You will also need a few brushes: the group brush ($5-10) is for scrubbing up inside the group to clean the screen. You should do this every night when you clean the group with Cafiza. A steam wand brush ($2-5) will get milk coatings out of the inside of the steam wand. A countertop bush ($10-15) will keep your work area clean.
The Group Screen Should be Removed with a Short Screwdriver
You will also need a short, stumpy screwdriver ($5) that allows you to reach up inside the group head to get the filter screen off. This should be taken off and cleaned (soaked with a Cafiza solution, and scrubbed) periodically.
Bar Towels - You WILL Need a Few of These
Finally, it’s useful to have a few bar towels lying around to clean up spills. These are very inexpensive. We sell packs of 4 for about $5.
Can’t I Buy a Superautomatic Machine Instead?

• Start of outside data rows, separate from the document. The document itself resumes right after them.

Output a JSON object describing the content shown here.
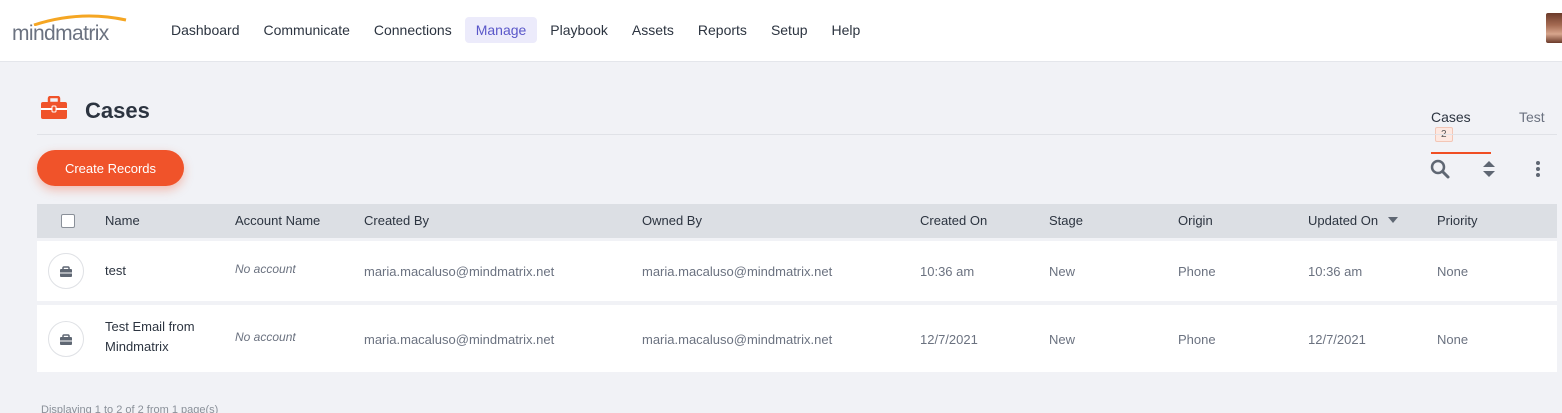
{
  "brand": {
    "name": "mindmatrix",
    "accent": "#f0532a",
    "nav_active_color": "#5a57c9"
  },
  "nav": {
    "items": [
      {
        "label": "Dashboard"
      },
      {
        "label": "Communicate"
      },
      {
        "label": "Connections"
      },
      {
        "label": "Manage",
        "active": true
      },
      {
        "label": "Playbook"
      },
      {
        "label": "Assets"
      },
      {
        "label": "Reports"
      },
      {
        "label": "Setup"
      },
      {
        "label": "Help"
      }
    ]
  },
  "page": {
    "icon": "briefcase-icon",
    "title": "Cases",
    "tabs": [
      {
        "label": "Cases",
        "count": "2",
        "active": true
      },
      {
        "label": "Test"
      }
    ]
  },
  "toolbar": {
    "create_label": "Create Records",
    "icons": [
      "search-icon",
      "sort-icon",
      "more-vertical-icon"
    ]
  },
  "table": {
    "columns": [
      "Name",
      "Account Name",
      "Created By",
      "Owned By",
      "Created On",
      "Stage",
      "Origin",
      "Updated On",
      "Priority"
    ],
    "sorted_column": "Updated On",
    "rows": [
      {
        "name": "test",
        "account": "No account",
        "created_by": "maria.macaluso@mindmatrix.net",
        "owned_by": "maria.macaluso@mindmatrix.net",
        "created_on": "10:36 am",
        "stage": "New",
        "origin": "Phone",
        "updated_on": "10:36 am",
        "priority": "None"
      },
      {
        "name": "Test Email from Mindmatrix",
        "account": "No account",
        "created_by": "maria.macaluso@mindmatrix.net",
        "owned_by": "maria.macaluso@mindmatrix.net",
        "created_on": "12/7/2021",
        "stage": "New",
        "origin": "Phone",
        "updated_on": "12/7/2021",
        "priority": "None"
      }
    ]
  },
  "footer": {
    "text": "Displaying 1 to 2 of 2 from 1 page(s)"
  }
}
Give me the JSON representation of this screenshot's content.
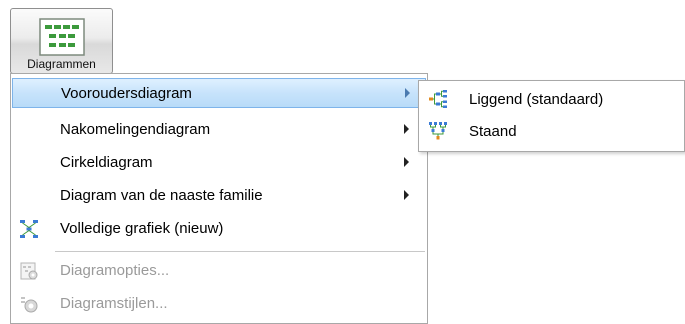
{
  "ribbon": {
    "button_label": "Diagrammen",
    "button_icon": "diagrams-icon"
  },
  "menu": {
    "items": [
      {
        "label": "Vooroudersdiagram",
        "has_submenu": true,
        "state": "highlighted",
        "icon": ""
      },
      {
        "label": "Nakomelingendiagram",
        "has_submenu": true,
        "state": "normal",
        "icon": ""
      },
      {
        "label": "Cirkeldiagram",
        "has_submenu": true,
        "state": "normal",
        "icon": ""
      },
      {
        "label": "Diagram van de naaste familie",
        "has_submenu": true,
        "state": "normal",
        "icon": ""
      },
      {
        "label": "Volledige grafiek (nieuw)",
        "has_submenu": false,
        "state": "normal",
        "icon": "full-graph-icon"
      },
      {
        "label": "Diagramopties...",
        "has_submenu": false,
        "state": "disabled",
        "icon": "chart-options-icon"
      },
      {
        "label": "Diagramstijlen...",
        "has_submenu": false,
        "state": "disabled",
        "icon": "chart-styles-icon"
      }
    ]
  },
  "submenu": {
    "items": [
      {
        "label": "Liggend (standaard)",
        "icon": "horizontal-tree-icon"
      },
      {
        "label": "Staand",
        "icon": "vertical-tree-icon"
      }
    ]
  },
  "colors": {
    "highlight_border": "#7eb4ea",
    "highlight_fill": "#c7e3fb",
    "disabled_text": "#9a9a9a",
    "icon_green": "#3c9a3c",
    "icon_blue": "#3a7bd5",
    "icon_orange": "#e08a1e"
  }
}
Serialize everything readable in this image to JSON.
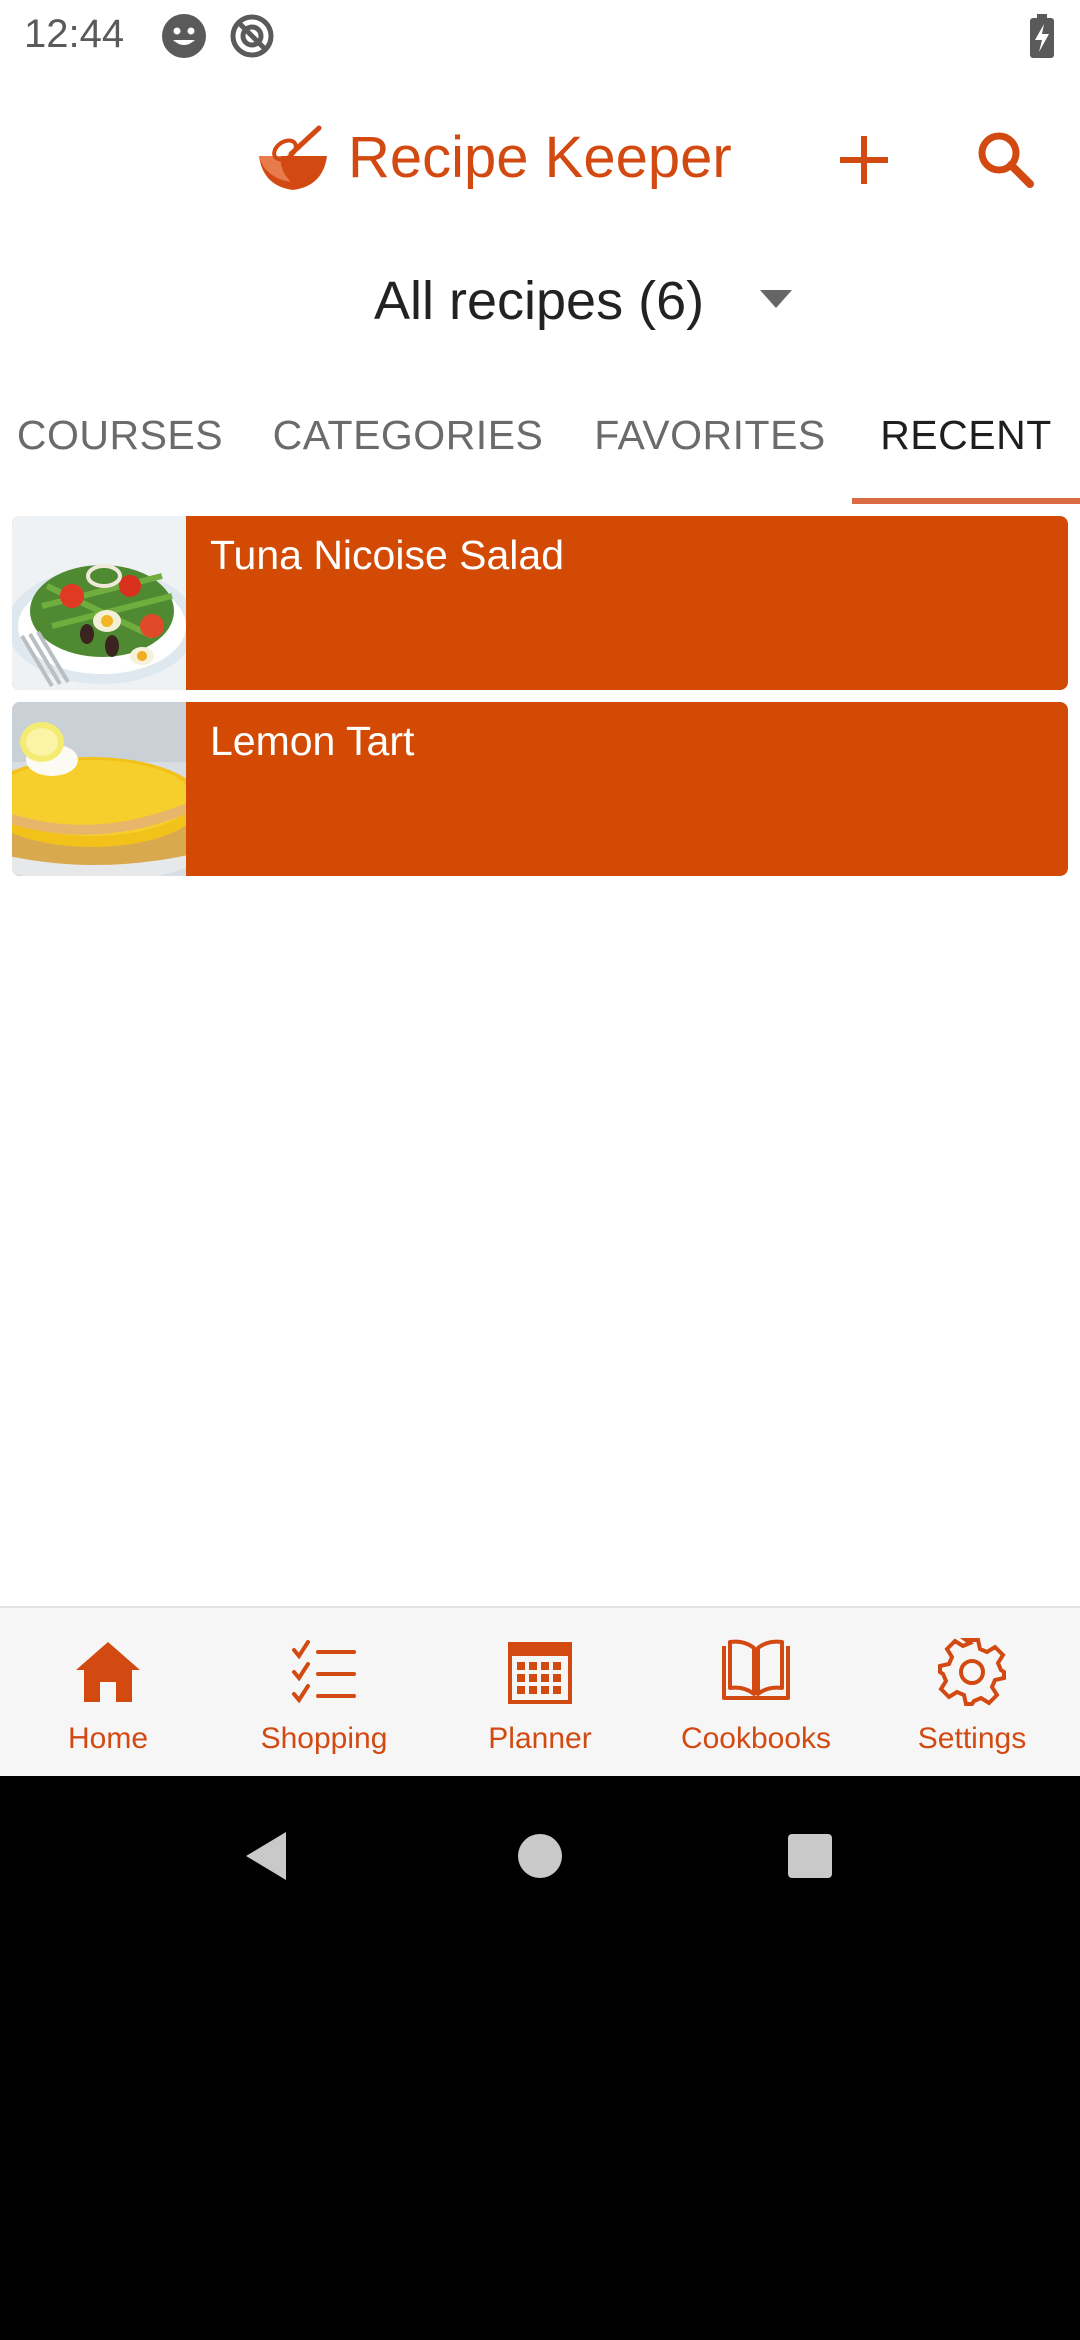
{
  "status_bar": {
    "time": "12:44"
  },
  "app_bar": {
    "title": "Recipe Keeper"
  },
  "filter": {
    "label": "All recipes (6)"
  },
  "tabs": [
    {
      "label": "COURSES"
    },
    {
      "label": "CATEGORIES"
    },
    {
      "label": "FAVORITES"
    },
    {
      "label": "RECENT",
      "active": true
    }
  ],
  "recipes": [
    {
      "name": "Tuna Nicoise Salad"
    },
    {
      "name": "Lemon Tart"
    }
  ],
  "bottom_nav": [
    {
      "label": "Home",
      "icon": "home-icon",
      "active": true
    },
    {
      "label": "Shopping",
      "icon": "checklist-icon"
    },
    {
      "label": "Planner",
      "icon": "calendar-icon"
    },
    {
      "label": "Cookbooks",
      "icon": "book-icon"
    },
    {
      "label": "Settings",
      "icon": "gear-icon"
    }
  ],
  "colors": {
    "accent": "#d24a04",
    "text_dark": "#222222",
    "tab_inactive": "#6b6b6b"
  }
}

YES, that’s correct. But the superautomatic (which is an espresso machine that has a grinder inside of it) will cost about twice what a standard espresso machine costs. All of the other items (including the grinder) that we’ve mentioned will add $500-1000 to your purchase. This is a TINY addition compared to the cost of a superautomatic.
And with a superautomatic, the plumbing and electrical work, freight, installation, and water filters will all be the same (or even slightly more).
Superautomatics that froth the milk too will require a special milk refrigerator unit that connects to the machine with a hose. Your Health Inspector will require this. The milk fridge will add another $1000-1500 to your cost. But you won’t need frothing pitchers. Big deal.
Superautomatic espresso machines also have many more controls and moving parts. You will certainly need more service calls. And you’ll need many of the same cleaners that were mentioned above. This will add to the cost of ownership.
You might be thinking: “But with a superautomatic machine, I won’t need to train anyone. All they’ll have to do is to push a button.” While that’s (mostly) correct, learning to make a good shot of espresso, and learning to froth milk isn’t that complicated.
If you have VERY high volumes (like a downtown Starbuck’s - which now all use superautomatics), you might want a superautomatic because it can produce a drink faster.
And superautomatics CAN produce drinks faster: all that you need to do is push a button. But note that if you are a downtown Starbucks, your main costs AREN’T equipment. Your main costs are employees and the lease on your floorspace. You’ll NEED to have rapid turnaround to justify these. (And if you do, you’ll amortize the machine cost pretty quickly.)
You’ll find that with a new espresso machine, even if you’ve never done this before, if you experiment for about an hour, you’ll learn enough to competently and consistently pull good quality espresso shots, and to use the frothing wand to make cappuccinos and lattes that are quite decent.
Once YOU know how to do these things (and none of them are complicated), you can train any of your staff to do the same in even less time. It will take LESS time to train someone because you’ll be able to guide them directly, and they won’t have to waste most of the hour that it took you to learn by experimenting. Once YOU know how to use the equipment, you can probably teach your employee in about 15 minutes.
We hope that this article has helped.